The xenophobia from the Quebec election spilled over to the rest of Canada today when it was revealed that the Bank of Canada, our country's central bank, chose to carve out all hints of diversity from its $100 bank note after heeding to discriminatory judgements from focus groups.
As Canadians born with names a rural Quebec mayor cannot pronounce and with facial features unfit for a Canadian bank note, it is high time Canada acknowledge its long legacy of divisiveness and address its ugly remnants in order to move forward to the pluralistic vision of our beloved country we have yet to fully achieve.
Innoversity is a not-for-profit organization that has spent the past 13 years struggling with some success "to create opportunities for cultural minority, Aboriginal and disabled Canadians to actively engage with, and be reflected within, key social sectors and institutions." That's institution-speak for fighting racism and all the other isms that still stain our society, particularly our media.
Canada Day is a time to celebrate a great Canadian citizenship. For immigrants such as myself, it gives us a rare chance to celebrate great milestones. For instance, Jemy Joseph has only been in Canada just over a decade but she has achieved more than her share. As a medical student, she's a shining example of what immigrants contribute to the fabric of Canada's identity.
It's official: We love our ethnic food. That's not to say Canadians have grown tired of our old standby favourites like poutine, bacon and anything with maple syrup (how cliche!), but we're definit...
Whenever someone asks me, "Where did you grow up?", I take a deep breath and usually say, "It's a long story... do you have 10 minutes?". I then launch into the story of telling them how I grew up in...
Our politicians tend to be older, whiter, more male, better educated and more 'white collar' than the average Canadian.
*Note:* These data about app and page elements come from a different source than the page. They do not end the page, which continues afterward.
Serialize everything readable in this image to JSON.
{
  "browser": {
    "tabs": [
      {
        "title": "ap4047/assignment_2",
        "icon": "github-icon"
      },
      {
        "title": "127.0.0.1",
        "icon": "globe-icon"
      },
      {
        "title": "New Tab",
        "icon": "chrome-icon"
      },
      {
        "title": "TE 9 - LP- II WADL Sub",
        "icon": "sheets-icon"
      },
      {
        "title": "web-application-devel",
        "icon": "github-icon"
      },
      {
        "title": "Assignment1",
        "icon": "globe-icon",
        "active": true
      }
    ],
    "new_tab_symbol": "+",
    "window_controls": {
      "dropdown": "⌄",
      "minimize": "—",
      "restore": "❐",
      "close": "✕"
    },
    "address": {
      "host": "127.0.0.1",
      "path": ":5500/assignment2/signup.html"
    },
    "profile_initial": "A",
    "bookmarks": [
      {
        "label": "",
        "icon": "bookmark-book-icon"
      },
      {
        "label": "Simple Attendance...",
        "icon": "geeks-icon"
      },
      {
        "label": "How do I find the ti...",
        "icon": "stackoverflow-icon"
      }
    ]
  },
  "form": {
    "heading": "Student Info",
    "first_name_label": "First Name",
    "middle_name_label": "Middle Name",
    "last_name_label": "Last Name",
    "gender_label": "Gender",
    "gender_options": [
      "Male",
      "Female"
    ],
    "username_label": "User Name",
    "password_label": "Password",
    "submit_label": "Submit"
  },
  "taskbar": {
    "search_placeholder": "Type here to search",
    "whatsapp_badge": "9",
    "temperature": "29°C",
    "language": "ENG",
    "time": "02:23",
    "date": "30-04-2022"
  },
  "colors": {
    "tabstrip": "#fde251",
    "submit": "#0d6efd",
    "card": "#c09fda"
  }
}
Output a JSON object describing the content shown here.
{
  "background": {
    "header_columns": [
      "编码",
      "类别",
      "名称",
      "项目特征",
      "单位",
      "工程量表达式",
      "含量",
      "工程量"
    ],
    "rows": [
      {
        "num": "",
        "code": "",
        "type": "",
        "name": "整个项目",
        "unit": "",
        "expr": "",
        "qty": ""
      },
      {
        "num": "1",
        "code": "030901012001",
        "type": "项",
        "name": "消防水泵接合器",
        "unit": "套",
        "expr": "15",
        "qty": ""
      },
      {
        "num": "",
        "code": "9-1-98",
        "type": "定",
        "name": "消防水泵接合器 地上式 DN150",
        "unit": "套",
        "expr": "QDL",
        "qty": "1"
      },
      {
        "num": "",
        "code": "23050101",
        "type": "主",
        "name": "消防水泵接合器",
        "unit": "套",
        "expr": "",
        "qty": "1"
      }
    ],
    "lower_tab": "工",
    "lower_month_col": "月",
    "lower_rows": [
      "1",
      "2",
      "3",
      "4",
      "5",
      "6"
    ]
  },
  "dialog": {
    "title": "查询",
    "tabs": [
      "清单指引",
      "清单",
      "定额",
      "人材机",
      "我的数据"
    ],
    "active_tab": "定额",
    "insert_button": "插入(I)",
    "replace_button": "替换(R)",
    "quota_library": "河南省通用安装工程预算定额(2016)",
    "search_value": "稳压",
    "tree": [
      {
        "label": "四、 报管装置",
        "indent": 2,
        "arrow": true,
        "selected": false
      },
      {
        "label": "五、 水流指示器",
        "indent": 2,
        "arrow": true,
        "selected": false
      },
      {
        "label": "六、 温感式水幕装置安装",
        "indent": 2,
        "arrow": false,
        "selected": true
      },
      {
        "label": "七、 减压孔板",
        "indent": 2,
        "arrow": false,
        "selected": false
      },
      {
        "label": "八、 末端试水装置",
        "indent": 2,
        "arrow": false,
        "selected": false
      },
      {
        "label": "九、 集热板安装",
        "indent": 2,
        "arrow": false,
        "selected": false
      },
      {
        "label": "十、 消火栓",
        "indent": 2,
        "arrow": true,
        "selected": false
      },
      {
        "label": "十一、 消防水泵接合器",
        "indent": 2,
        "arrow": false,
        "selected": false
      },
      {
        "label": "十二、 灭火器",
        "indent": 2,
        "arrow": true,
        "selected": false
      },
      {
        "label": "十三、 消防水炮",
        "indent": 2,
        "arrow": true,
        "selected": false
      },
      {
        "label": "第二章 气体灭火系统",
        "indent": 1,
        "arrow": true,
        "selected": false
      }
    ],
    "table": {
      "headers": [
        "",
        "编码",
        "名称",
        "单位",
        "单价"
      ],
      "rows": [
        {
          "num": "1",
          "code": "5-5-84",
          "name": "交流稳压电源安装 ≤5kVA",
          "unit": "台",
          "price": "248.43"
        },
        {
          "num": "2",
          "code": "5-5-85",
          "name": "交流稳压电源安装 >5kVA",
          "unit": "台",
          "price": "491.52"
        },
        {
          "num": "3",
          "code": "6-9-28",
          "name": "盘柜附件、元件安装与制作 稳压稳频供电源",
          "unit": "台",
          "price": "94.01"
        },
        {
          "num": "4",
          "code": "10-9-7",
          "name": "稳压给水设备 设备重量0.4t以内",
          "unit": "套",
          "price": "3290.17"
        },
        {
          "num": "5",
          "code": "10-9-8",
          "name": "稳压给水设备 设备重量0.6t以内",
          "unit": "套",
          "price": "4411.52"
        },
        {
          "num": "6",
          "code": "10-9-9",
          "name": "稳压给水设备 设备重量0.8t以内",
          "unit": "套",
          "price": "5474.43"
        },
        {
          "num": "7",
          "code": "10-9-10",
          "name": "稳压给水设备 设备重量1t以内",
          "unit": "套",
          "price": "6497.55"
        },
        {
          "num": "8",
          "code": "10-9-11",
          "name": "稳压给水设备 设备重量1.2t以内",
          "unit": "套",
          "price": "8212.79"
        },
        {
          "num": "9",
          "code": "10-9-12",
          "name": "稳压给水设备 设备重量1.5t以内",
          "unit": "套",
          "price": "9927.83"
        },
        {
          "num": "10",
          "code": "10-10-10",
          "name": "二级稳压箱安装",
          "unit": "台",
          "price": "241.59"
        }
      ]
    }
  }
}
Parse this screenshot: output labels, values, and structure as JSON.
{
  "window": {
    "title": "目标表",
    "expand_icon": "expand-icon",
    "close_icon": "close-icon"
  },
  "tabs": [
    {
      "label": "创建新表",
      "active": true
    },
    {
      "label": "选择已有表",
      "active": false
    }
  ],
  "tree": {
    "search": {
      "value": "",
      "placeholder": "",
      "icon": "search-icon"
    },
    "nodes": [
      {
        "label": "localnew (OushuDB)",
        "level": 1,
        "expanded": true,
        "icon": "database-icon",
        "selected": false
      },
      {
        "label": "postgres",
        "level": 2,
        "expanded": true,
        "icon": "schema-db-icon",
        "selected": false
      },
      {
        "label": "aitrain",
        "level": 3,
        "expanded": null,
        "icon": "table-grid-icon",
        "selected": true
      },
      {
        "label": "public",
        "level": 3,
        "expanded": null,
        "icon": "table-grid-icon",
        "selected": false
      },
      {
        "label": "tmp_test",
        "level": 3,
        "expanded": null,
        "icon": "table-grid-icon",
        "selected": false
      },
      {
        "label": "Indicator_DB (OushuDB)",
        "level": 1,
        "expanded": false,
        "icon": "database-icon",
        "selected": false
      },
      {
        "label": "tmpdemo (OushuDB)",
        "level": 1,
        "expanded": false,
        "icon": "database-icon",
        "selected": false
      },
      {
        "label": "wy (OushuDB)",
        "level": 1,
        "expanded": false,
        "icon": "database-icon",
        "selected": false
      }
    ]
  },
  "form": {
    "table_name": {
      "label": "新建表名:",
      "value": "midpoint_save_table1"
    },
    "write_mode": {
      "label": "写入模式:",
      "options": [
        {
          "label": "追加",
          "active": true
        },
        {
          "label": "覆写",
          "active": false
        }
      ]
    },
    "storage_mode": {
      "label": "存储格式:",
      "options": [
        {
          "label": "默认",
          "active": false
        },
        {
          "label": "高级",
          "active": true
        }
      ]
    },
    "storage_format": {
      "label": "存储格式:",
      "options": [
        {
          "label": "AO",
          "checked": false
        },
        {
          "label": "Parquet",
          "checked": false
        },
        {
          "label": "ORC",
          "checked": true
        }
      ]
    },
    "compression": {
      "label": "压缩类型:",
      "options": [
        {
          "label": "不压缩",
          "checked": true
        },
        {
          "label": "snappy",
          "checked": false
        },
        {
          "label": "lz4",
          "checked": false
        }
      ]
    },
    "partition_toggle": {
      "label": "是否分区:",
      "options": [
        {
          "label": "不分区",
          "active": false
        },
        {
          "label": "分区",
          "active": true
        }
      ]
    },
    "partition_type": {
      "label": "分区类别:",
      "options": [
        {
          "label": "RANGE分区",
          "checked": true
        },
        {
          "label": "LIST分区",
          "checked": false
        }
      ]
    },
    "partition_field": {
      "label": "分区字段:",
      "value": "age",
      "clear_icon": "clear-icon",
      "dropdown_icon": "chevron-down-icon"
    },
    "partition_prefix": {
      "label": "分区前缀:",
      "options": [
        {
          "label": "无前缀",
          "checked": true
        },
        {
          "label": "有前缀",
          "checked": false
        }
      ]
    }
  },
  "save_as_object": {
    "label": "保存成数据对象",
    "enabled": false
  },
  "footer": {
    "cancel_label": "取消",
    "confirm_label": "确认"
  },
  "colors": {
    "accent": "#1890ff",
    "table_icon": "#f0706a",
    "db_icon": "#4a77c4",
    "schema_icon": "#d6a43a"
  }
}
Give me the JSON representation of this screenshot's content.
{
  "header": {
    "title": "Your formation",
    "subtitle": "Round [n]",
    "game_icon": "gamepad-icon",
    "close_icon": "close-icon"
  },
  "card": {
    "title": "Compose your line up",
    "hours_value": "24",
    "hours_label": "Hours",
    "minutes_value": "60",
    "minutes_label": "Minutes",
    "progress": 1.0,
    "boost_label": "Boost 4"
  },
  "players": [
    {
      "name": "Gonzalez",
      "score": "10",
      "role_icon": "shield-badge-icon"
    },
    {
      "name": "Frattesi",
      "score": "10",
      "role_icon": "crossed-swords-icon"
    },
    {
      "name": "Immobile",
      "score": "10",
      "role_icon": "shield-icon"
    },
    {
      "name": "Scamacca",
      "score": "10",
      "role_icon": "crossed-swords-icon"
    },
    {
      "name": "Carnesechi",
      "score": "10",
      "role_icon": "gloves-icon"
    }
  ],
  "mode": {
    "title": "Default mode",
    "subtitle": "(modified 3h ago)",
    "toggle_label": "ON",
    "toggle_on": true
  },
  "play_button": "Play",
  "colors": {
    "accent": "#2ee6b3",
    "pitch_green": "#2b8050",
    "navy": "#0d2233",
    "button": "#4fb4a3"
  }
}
So for those who would prefer a Parliament that better looks and feels more like Canada, the election of a few 20-something MPs is a good thing.